North Korea has offered to stop nuclear and missile tests but did not allowed international inspections for a dismantlemnt of its only known nuclear site in May, drawing criticism that its action could not be verified and could be easily reversed.
US State Department spokeswoman Heather Nauert told a news briefing on Tuesday that Washington hoped the latest inter-Korean summit would bring about “meaningful, verifiable steps toward the denuclearization of North Korea” and called it a “historic opportunity” for Kim to follow through on commitments he made with Trump.
Later on Wednesday, Moon’s delegation will tour the Mansudae Art Studio, the North’s largest producer of art where state artists build statues and produce propaganda at a sprawling complex in Pyongyang.
The institution was sanctioned by the UN Security Council last year as part of global efforts to rein in Pyongyang’s nuclear and missile programs by drying up its revenue sources.
Moon is also scheduled to watch the North’s signature “Brilliant Fatherland” Mass Game which was reintroduced this year following a five-year hiatus, with a formation of glowing drones, lasers and stadium-sized gymnastics shows designed to glorify the country.
The United States is pressing countries to strictly observe international sanctions, which will likely be a key theme when Secretary of State Mike Pompeo hosts a Security Council meeting on North Korea on Sept. 27 on the sidelines of the annual UN General Assembly.
This week’s summit is intended to craft concrete steps to implement the Panmunjom Declaration, named after the border village where they first met, Seoul officials said.
The two Koreas also adopted a separate military accord aimed at preventing armed clashes between the old foes, which are technically still at war because the Korean War ended with a truce, not a peace treaty.
The neighbors have already agreed to withdraw some guard posts and equipment, in a bid to transform the world’s most heavily fortified border into a no-weapons area.
Pyongyang says it has destroyed its main nuclear and missile engine test site, and has halted atomic and ballistic missile tests, but US officials and analysts believe it is continuing to work on its weapons plans clandestinely.
South Korea is pinning high hopes on Kim’s remarks to Moon’s special envoys earlier this month that he wanted to achieve denuclearization within Trump’s first term in office ending in early 2021. Kim at the same time also stressed Washington must reciprocate his initial “goodwill” gestures.
“While Moon has expressed his desire to agree on a concrete plan on denuclearization, we believe that the two nations still differ on this concept,” said Anwita Basu, an analyst at the Economist Intelligence Unit.
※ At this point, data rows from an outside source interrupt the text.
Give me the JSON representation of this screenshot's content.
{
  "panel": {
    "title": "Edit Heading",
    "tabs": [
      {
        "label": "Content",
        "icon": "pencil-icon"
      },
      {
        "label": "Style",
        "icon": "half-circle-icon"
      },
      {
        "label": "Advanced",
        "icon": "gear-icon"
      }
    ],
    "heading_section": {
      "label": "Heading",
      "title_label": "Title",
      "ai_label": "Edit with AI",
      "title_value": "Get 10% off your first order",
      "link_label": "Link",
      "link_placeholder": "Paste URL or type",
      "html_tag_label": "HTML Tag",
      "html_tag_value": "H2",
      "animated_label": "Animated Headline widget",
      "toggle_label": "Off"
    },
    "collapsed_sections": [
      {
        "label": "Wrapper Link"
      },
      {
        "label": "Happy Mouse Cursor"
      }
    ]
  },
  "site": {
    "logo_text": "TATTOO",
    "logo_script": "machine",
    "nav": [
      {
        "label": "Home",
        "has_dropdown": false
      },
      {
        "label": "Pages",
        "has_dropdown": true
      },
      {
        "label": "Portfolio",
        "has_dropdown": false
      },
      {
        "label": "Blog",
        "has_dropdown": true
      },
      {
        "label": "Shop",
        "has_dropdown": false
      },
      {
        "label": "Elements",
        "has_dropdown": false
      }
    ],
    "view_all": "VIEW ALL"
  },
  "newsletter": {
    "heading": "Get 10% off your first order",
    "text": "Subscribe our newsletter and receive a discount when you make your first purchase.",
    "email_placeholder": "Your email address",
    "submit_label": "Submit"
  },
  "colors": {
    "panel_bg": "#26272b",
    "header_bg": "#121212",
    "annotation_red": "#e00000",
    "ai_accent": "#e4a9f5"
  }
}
In previous, failed talks, North Korea has said it could consider giving up its nuclear program if the United States provided security guarantees by removing troops from South Korea and withdrawing its so-called nuclear umbrella of deterrence from the South and Japan.
US officials involved in the latest negotiations have said North Korea has refused to even start discussions about defining denuclearization. (Reporting by Hyonhee Shin, Joyce Lee and Soyoung Kim; additional reporting by David Brunnstrom in Washington; Editing by Soyoung Kim and Lincoln Feast.)